- [ACTION ITEM]: Scan the records and identify every line in which the string "fabric" occurs, then return those lines.

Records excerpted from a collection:
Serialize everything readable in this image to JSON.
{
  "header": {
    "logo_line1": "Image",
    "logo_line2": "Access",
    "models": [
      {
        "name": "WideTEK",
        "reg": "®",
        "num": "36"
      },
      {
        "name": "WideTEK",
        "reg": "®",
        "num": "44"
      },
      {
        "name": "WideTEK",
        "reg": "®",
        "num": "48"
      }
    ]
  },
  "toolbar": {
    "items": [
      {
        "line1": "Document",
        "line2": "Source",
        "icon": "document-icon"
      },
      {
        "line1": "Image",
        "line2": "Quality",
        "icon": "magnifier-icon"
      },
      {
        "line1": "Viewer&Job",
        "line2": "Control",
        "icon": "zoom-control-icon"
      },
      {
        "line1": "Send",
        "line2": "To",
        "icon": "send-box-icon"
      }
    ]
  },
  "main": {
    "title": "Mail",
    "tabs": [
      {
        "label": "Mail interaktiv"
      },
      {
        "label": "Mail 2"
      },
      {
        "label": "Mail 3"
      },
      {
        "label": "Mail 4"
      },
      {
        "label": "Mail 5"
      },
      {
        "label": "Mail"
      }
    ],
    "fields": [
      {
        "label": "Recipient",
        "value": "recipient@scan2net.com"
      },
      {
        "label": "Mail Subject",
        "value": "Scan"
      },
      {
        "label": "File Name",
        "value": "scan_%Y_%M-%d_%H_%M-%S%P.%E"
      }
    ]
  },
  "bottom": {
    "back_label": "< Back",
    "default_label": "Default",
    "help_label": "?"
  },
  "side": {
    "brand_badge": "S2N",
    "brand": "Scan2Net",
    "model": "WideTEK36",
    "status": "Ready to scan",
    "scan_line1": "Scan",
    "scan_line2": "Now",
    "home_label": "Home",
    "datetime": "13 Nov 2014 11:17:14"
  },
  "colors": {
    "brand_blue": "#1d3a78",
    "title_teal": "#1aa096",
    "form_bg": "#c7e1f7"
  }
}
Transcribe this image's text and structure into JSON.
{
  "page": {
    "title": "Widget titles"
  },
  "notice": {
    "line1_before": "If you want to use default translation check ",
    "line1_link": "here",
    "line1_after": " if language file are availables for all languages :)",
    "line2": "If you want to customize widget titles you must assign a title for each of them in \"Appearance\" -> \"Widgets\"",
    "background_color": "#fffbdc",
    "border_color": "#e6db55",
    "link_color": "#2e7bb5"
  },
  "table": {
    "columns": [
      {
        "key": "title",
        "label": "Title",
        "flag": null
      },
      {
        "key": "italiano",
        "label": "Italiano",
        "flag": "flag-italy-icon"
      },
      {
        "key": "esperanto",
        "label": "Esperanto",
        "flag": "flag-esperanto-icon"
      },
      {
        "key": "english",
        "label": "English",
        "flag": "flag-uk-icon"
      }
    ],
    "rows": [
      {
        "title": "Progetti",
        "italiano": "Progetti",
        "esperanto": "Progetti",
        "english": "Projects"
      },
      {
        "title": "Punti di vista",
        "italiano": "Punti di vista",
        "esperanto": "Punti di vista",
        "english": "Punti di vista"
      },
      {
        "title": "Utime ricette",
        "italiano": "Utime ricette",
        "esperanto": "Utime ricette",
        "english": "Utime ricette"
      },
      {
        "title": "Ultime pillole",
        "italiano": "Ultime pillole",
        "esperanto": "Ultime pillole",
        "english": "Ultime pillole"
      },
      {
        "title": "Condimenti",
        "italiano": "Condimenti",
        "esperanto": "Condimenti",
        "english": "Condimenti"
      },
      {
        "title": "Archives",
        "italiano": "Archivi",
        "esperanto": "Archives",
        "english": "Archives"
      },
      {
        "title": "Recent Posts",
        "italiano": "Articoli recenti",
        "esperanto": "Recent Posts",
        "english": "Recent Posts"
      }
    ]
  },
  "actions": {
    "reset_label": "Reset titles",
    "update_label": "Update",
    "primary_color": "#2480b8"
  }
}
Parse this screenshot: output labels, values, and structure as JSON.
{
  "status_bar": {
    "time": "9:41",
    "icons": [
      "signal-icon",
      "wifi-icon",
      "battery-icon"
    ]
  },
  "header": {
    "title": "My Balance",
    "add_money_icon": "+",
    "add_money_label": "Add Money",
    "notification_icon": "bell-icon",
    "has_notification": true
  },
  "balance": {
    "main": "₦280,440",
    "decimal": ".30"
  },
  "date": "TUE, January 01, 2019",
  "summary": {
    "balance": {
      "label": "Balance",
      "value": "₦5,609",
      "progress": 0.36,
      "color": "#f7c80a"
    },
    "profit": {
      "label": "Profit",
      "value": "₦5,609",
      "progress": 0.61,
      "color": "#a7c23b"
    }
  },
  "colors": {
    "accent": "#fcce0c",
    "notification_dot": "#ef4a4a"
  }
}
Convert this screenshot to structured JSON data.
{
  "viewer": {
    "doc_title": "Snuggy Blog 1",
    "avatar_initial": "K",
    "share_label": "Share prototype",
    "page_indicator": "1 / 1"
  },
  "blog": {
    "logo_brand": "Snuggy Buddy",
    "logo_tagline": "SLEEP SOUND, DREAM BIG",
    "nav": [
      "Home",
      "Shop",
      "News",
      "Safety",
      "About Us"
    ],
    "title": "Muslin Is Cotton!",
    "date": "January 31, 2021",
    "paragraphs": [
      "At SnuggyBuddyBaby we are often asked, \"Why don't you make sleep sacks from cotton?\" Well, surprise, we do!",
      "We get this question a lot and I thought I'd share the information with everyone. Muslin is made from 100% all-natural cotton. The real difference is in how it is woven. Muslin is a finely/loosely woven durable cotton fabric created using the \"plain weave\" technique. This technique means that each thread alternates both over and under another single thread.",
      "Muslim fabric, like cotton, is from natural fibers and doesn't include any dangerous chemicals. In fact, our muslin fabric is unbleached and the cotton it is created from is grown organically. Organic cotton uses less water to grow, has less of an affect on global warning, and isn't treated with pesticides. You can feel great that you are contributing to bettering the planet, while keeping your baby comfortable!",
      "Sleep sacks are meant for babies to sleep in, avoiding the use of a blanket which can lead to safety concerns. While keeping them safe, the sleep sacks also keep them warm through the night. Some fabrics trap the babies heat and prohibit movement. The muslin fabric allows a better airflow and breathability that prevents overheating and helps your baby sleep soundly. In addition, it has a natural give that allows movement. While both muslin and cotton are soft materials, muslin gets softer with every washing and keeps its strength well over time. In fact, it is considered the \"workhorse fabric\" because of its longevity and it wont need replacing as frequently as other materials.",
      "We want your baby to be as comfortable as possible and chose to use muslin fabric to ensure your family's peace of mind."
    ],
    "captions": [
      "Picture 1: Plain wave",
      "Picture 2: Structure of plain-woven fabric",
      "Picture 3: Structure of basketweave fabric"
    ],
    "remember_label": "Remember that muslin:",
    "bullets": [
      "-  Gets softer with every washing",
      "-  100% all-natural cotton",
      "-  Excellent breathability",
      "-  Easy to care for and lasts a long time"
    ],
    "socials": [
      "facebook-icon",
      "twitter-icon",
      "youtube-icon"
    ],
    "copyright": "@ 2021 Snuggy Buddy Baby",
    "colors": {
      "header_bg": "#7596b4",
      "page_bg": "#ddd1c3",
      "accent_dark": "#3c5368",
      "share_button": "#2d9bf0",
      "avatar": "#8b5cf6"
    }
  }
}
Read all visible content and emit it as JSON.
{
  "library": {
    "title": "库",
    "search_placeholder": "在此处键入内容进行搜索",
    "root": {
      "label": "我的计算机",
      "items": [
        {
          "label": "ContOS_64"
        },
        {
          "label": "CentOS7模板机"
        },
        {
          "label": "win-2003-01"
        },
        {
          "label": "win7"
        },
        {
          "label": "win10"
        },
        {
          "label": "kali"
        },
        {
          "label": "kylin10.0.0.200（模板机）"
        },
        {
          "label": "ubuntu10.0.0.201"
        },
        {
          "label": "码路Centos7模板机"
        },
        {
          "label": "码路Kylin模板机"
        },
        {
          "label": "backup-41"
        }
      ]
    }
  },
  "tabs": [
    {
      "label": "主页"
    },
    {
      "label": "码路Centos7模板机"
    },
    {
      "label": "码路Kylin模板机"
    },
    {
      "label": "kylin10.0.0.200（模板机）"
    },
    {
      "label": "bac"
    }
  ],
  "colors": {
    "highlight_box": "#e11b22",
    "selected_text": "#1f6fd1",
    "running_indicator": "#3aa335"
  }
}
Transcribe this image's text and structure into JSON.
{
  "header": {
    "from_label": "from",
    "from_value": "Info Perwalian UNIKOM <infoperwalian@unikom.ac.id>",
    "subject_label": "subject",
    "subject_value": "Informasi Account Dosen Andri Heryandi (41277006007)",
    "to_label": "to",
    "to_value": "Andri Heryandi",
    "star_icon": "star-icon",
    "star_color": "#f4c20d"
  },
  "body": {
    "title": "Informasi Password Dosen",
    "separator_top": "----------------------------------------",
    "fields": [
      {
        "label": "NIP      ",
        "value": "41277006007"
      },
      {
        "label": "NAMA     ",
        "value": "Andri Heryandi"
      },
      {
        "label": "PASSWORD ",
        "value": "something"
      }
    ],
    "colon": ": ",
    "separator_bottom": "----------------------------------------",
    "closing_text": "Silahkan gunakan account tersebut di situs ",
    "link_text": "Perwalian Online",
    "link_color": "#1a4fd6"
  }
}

- [OUTPUT]:
      "We get this question a lot and I thought I'd share the information with everyone. Muslin is made from 100% all-natural cotton. The real difference is in how it is woven. Muslin is a finely/loosely woven durable cotton fabric created using the \"plain weave\" technique. This technique means that each thread alternates both over and under another single thread.",
      "Muslim fabric, like cotton, is from natural fibers and doesn't include any dangerous chemicals. In fact, our muslin fabric is unbleached and the cotton it is created from is grown organically. Organic cotton uses less water to grow, has less of an affect on global warning, and isn't treated with pesticides. You can feel great that you are contributing to bettering the planet, while keeping your baby comfortable!",
      "Sleep sacks are meant for babies to sleep in, avoiding the use of a blanket which can lead to safety concerns. While keeping them safe, the sleep sacks also keep them warm through the night. Some fabrics trap the babies heat and prohibit movement. The muslin fabric allows a better airflow and breathability that prevents overheating and helps your baby sleep soundly. In addition, it has a natural give that allows movement. While both muslin and cotton are soft materials, muslin gets softer with every washing and keeps its strength well over time. In fact, it is considered the \"workhorse fabric\" because of its longevity and it wont need replacing as frequently as other materials.",
      "We want your baby to be as comfortable as possible and chose to use muslin fabric to ensure your family's peace of mind."
      "Picture 2: Structure of plain-woven fabric",
      "Picture 3: Structure of basketweave fabric"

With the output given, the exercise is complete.